**What the task asks**
Out of the entries that follow, copy each line containing "hand".

[Records drawn from a dataset]
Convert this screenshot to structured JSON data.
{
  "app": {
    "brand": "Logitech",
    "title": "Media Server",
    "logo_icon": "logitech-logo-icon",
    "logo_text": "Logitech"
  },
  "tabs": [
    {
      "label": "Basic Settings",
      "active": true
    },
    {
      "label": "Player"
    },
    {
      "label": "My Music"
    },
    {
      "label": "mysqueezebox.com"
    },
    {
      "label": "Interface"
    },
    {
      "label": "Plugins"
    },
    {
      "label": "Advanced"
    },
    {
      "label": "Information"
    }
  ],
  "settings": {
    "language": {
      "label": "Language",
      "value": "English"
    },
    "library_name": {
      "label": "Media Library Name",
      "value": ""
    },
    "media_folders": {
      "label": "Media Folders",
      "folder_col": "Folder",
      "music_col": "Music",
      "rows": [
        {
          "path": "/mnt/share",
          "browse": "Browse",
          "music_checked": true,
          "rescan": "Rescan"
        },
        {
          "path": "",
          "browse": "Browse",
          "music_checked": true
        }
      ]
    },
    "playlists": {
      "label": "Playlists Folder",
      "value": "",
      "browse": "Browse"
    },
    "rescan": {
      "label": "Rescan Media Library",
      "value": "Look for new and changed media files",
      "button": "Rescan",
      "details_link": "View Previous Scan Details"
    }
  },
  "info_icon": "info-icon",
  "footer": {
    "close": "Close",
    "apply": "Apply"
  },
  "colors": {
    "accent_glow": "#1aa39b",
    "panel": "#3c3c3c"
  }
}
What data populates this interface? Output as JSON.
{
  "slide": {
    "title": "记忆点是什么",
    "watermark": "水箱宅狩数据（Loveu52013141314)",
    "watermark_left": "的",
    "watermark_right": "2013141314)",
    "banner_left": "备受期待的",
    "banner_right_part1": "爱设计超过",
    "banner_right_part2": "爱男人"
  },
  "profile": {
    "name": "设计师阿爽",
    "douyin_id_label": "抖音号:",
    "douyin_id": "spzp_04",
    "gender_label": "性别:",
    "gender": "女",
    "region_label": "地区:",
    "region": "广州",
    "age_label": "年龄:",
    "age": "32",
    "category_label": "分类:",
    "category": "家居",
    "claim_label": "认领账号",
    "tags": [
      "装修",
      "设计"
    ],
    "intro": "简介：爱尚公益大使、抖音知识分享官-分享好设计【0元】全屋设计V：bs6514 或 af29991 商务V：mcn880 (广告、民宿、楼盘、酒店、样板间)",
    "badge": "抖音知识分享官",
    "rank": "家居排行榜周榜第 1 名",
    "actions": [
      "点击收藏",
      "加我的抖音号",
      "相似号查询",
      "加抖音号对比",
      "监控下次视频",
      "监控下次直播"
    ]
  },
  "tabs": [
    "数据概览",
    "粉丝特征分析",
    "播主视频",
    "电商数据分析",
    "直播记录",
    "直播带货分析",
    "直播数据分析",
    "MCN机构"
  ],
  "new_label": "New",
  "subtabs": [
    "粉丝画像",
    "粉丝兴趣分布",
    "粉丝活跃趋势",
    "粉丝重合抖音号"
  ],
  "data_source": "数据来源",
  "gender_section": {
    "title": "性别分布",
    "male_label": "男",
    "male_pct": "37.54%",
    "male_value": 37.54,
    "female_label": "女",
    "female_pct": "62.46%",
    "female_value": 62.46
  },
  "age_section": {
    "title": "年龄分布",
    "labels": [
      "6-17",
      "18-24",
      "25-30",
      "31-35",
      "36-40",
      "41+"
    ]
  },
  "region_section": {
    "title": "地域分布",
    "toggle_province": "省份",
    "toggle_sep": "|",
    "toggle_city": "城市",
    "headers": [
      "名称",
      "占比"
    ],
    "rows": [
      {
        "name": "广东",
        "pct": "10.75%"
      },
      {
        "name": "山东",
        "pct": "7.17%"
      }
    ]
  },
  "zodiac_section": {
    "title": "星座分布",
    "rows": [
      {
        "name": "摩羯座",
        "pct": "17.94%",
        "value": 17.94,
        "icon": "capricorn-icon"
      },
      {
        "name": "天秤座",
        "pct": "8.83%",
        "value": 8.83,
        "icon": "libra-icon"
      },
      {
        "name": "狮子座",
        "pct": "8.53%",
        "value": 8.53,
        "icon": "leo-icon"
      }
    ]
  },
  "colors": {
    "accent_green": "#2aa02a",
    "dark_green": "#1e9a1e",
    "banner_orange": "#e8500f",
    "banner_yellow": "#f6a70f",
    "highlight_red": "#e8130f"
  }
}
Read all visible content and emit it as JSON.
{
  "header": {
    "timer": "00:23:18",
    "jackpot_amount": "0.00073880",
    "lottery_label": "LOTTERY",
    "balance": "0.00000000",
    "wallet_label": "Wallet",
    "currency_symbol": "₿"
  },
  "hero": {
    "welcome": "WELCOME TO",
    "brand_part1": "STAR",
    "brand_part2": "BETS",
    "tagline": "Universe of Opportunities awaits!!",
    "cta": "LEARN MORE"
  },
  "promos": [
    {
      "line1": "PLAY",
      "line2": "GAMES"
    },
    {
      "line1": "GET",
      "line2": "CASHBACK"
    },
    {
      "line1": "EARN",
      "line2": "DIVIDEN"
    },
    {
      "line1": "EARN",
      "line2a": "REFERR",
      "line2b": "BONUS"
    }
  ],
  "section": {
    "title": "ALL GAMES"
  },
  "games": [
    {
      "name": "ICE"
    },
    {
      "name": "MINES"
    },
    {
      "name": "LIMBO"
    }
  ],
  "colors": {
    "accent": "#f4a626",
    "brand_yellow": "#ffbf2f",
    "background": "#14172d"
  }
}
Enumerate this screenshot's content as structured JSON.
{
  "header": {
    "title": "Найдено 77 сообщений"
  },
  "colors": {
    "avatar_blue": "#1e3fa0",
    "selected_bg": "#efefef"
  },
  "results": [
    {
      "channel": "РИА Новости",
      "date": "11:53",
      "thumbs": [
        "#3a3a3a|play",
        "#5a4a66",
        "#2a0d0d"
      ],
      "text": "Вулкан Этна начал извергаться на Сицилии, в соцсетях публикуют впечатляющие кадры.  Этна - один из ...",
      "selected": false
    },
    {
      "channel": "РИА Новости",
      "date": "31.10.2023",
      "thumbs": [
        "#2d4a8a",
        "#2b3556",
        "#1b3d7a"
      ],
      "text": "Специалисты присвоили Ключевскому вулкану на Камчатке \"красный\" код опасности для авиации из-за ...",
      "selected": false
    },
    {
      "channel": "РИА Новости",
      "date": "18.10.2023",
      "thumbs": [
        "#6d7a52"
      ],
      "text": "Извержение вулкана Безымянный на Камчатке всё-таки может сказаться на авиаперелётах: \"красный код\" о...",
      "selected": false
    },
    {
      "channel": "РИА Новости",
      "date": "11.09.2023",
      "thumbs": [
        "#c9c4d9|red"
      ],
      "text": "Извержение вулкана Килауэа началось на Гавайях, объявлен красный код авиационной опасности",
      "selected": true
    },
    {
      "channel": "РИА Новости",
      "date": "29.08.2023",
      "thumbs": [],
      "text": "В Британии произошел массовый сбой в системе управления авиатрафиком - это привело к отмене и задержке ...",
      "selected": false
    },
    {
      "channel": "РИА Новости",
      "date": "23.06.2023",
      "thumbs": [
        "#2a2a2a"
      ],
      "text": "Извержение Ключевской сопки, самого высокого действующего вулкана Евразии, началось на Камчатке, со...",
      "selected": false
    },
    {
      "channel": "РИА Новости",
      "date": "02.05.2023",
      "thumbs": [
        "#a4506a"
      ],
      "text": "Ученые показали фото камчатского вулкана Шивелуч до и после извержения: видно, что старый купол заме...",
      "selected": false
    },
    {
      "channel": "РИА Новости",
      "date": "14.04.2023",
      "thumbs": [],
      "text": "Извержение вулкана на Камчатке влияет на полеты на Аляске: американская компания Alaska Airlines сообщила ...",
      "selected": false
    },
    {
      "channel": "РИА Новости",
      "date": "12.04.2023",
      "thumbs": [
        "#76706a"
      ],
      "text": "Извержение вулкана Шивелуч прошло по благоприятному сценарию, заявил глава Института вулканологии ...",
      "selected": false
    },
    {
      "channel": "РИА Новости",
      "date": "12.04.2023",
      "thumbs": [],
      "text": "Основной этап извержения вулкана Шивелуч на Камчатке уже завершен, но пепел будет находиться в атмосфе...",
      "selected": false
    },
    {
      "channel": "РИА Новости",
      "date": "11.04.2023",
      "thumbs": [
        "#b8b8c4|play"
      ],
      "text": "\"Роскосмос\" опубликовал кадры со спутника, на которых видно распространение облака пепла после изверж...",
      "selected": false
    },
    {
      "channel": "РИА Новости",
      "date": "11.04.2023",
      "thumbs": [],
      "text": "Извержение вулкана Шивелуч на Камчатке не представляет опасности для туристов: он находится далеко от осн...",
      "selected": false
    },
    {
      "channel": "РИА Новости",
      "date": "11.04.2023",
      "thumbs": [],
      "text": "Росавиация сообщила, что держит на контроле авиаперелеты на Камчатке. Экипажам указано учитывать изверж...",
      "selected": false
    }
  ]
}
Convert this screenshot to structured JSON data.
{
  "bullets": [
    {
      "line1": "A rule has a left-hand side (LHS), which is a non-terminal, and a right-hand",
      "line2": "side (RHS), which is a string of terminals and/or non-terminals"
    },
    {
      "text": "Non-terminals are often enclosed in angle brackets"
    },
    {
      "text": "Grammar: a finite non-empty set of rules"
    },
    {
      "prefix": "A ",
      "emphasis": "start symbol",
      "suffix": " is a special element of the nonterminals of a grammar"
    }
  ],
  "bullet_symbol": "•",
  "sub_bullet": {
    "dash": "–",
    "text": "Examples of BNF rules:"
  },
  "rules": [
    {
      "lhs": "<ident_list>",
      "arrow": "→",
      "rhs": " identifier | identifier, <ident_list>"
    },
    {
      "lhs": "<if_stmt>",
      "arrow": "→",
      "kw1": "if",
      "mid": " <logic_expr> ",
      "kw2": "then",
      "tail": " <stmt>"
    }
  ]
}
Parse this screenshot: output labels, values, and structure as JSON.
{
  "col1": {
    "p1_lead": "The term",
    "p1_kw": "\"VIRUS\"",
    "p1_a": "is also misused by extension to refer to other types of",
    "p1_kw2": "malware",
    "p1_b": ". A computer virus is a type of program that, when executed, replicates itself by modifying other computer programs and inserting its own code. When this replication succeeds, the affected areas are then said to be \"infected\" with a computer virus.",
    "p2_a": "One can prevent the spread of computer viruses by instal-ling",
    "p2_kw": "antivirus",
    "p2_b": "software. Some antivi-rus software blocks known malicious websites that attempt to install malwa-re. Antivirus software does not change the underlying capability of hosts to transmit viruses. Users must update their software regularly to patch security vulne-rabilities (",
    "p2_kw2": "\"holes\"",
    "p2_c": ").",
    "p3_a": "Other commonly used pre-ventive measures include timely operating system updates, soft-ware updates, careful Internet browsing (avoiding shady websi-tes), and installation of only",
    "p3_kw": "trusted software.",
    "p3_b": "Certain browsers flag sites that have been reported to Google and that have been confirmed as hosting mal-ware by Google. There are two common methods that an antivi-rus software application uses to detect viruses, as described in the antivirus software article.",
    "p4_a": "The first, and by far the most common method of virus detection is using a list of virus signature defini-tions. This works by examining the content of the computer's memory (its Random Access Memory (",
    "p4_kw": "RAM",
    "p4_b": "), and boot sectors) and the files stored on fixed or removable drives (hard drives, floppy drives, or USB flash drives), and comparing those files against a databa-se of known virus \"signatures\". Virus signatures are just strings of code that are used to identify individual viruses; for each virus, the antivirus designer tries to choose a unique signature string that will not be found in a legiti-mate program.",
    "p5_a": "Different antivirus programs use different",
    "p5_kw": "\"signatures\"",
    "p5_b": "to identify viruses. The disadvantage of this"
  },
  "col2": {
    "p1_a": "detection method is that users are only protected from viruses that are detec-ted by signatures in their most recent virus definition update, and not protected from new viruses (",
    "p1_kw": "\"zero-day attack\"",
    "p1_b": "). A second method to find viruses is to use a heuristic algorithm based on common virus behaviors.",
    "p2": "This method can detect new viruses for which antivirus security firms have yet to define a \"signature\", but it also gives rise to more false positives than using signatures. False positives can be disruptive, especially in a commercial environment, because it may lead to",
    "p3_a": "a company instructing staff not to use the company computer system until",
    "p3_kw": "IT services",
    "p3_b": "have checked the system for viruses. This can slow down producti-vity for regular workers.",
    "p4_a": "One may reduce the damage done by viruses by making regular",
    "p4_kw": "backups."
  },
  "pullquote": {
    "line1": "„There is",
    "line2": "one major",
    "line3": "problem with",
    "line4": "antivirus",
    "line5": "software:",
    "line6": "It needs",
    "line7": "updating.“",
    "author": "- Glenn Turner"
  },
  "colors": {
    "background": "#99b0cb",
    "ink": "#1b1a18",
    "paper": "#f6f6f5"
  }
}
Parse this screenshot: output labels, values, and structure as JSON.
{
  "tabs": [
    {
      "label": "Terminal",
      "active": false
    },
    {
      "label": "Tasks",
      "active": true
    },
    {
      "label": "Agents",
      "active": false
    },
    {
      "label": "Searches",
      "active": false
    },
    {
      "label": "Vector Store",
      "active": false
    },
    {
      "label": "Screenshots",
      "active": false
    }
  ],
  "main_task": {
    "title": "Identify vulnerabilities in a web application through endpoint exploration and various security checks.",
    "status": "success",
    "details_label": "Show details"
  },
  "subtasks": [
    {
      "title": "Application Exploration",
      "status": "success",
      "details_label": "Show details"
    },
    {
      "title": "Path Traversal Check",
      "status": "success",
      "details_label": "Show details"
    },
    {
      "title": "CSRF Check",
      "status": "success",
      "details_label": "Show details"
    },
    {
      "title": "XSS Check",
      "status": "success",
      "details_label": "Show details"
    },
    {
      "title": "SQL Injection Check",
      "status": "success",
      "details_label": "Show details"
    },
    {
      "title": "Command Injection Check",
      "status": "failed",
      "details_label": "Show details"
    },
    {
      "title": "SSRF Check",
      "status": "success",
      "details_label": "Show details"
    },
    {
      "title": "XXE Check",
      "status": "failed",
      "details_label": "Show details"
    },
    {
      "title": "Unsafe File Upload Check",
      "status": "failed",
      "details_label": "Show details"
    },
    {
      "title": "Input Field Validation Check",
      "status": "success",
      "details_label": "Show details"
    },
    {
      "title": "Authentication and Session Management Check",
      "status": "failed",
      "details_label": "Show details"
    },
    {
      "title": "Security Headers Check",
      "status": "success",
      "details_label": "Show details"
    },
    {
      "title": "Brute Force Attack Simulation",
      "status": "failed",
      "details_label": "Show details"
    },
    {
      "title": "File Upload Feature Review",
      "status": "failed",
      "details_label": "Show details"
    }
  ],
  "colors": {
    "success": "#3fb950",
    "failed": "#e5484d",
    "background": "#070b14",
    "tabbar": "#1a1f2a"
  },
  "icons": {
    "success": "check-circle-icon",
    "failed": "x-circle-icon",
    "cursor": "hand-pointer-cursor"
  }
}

**Final answer**
      "line1": "A rule has a left-hand side (LHS), which is a non-terminal, and a right-hand",
    "cursor": "hand-pointer-cursor"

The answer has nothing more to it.